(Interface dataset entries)
============

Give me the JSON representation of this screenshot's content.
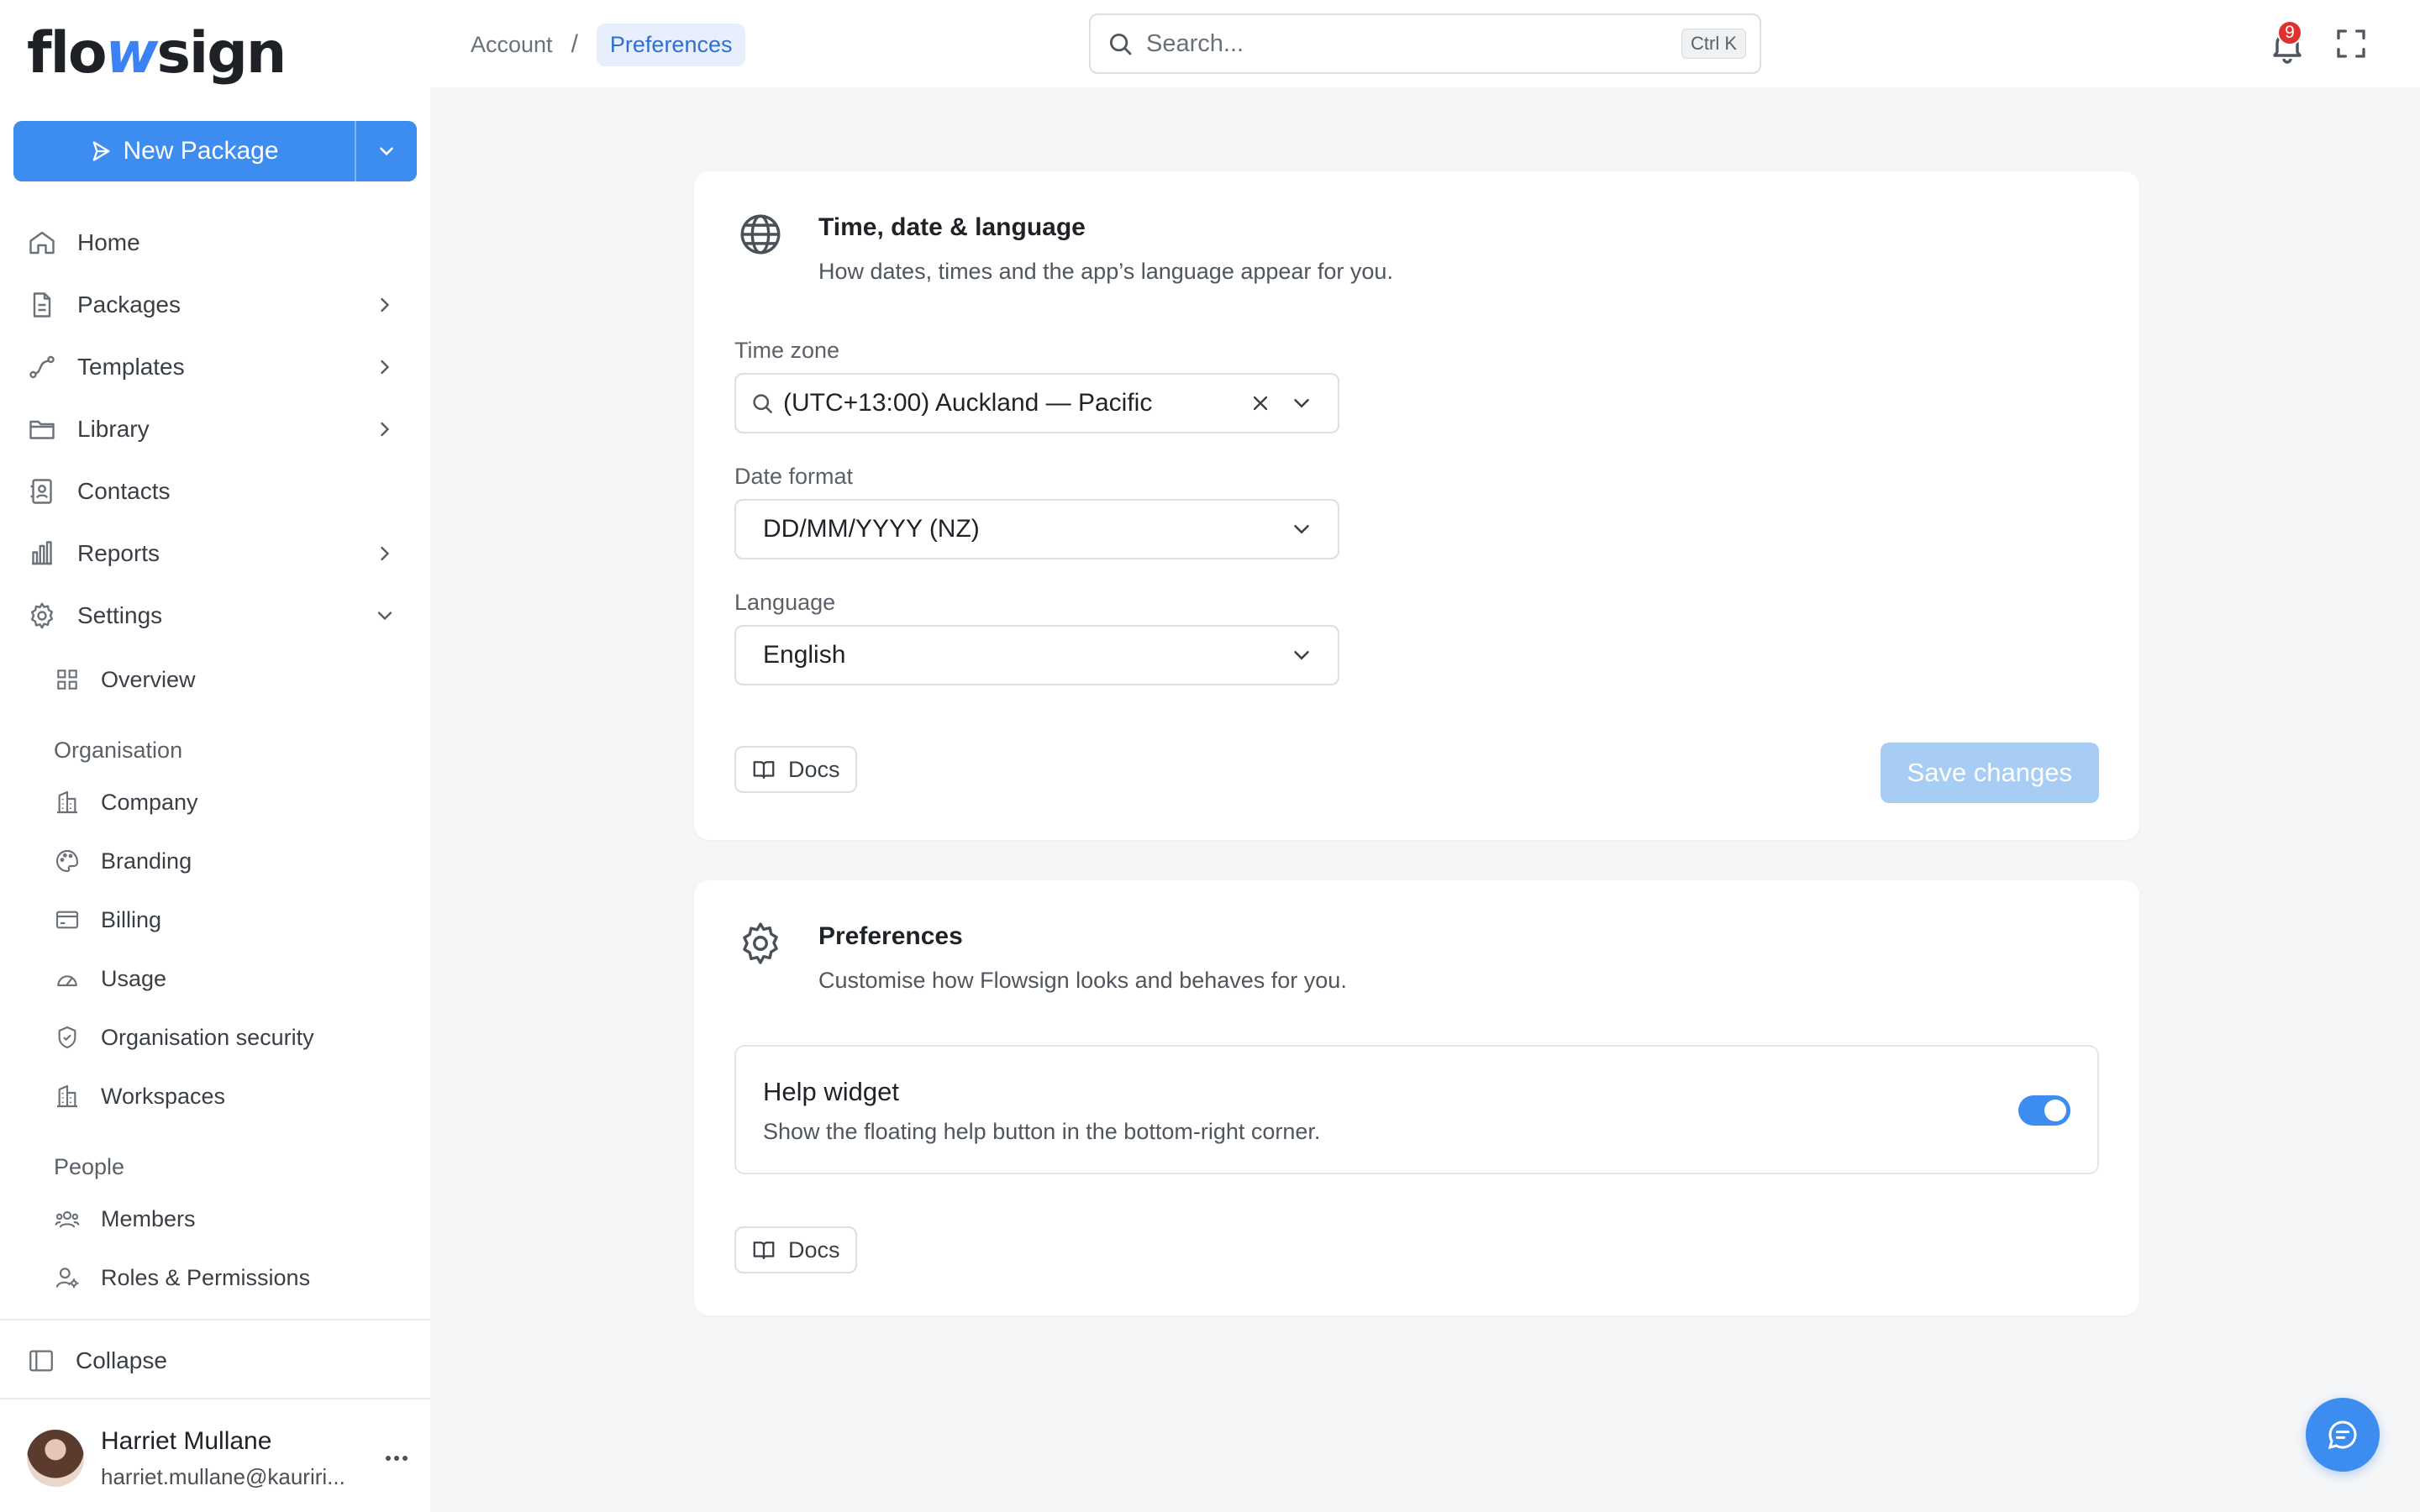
{
  "brand": {
    "logo_pre": "flo",
    "logo_mid": "w",
    "logo_post": "sign",
    "accent": "#3d8cf0"
  },
  "new_package": {
    "label": "New Package",
    "icon": "send-icon",
    "caret_icon": "chevron-down-icon"
  },
  "nav": {
    "home": "Home",
    "packages": "Packages",
    "templates": "Templates",
    "library": "Library",
    "contacts": "Contacts",
    "reports": "Reports",
    "settings": "Settings"
  },
  "settings_sub": {
    "overview": "Overview",
    "organisation_label": "Organisation",
    "company": "Company",
    "branding": "Branding",
    "billing": "Billing",
    "usage": "Usage",
    "org_security": "Organisation security",
    "workspaces": "Workspaces",
    "people_label": "People",
    "members": "Members",
    "roles": "Roles & Permissions"
  },
  "collapse": "Collapse",
  "user": {
    "name": "Harriet Mullane",
    "email": "harriet.mullane@kauriri..."
  },
  "breadcrumb": {
    "parent": "Account",
    "separator": "/",
    "current": "Preferences"
  },
  "search": {
    "placeholder": "Search...",
    "shortcut": "Ctrl K"
  },
  "notifications": {
    "count": "9"
  },
  "time_card": {
    "title": "Time, date & language",
    "subtitle": "How dates, times and the app’s language appear for you.",
    "timezone_label": "Time zone",
    "timezone_value": "(UTC+13:00) Auckland — Pacific",
    "date_label": "Date format",
    "date_value": "DD/MM/YYYY (NZ)",
    "language_label": "Language",
    "language_value": "English",
    "docs": "Docs",
    "save": "Save changes"
  },
  "prefs_card": {
    "title": "Preferences",
    "subtitle": "Customise how Flowsign looks and behaves for you.",
    "widget_title": "Help widget",
    "widget_desc": "Show the floating help button in the bottom-right corner.",
    "widget_enabled": true,
    "docs": "Docs"
  }
}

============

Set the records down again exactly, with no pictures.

TASK OUTPUT
Give me the JSON representation of this screenshot's content.
{
  "brand": {
    "logo_pre": "flo",
    "logo_mid": "w",
    "logo_post": "sign",
    "accent": "#3d8cf0"
  },
  "new_package": {
    "label": "New Package",
    "icon": "send-icon",
    "caret_icon": "chevron-down-icon"
  },
  "nav": {
    "home": "Home",
    "packages": "Packages",
    "templates": "Templates",
    "library": "Library",
    "contacts": "Contacts",
    "reports": "Reports",
    "settings": "Settings"
  },
  "settings_sub": {
    "overview": "Overview",
    "organisation_label": "Organisation",
    "company": "Company",
    "branding": "Branding",
    "billing": "Billing",
    "usage": "Usage",
    "org_security": "Organisation security",
    "workspaces": "Workspaces",
    "people_label": "People",
    "members": "Members",
    "roles": "Roles & Permissions"
  },
  "collapse": "Collapse",
  "user": {
    "name": "Harriet Mullane",
    "email": "harriet.mullane@kauriri..."
  },
  "breadcrumb": {
    "parent": "Account",
    "separator": "/",
    "current": "Preferences"
  },
  "search": {
    "placeholder": "Search...",
    "shortcut": "Ctrl K"
  },
  "notifications": {
    "count": "9"
  },
  "time_card": {
    "title": "Time, date & language",
    "subtitle": "How dates, times and the app’s language appear for you.",
    "timezone_label": "Time zone",
    "timezone_value": "(UTC+13:00) Auckland — Pacific",
    "date_label": "Date format",
    "date_value": "DD/MM/YYYY (NZ)",
    "language_label": "Language",
    "language_value": "English",
    "docs": "Docs",
    "save": "Save changes"
  },
  "prefs_card": {
    "title": "Preferences",
    "subtitle": "Customise how Flowsign looks and behaves for you.",
    "widget_title": "Help widget",
    "widget_desc": "Show the floating help button in the bottom-right corner.",
    "widget_enabled": true,
    "docs": "Docs"
  }
}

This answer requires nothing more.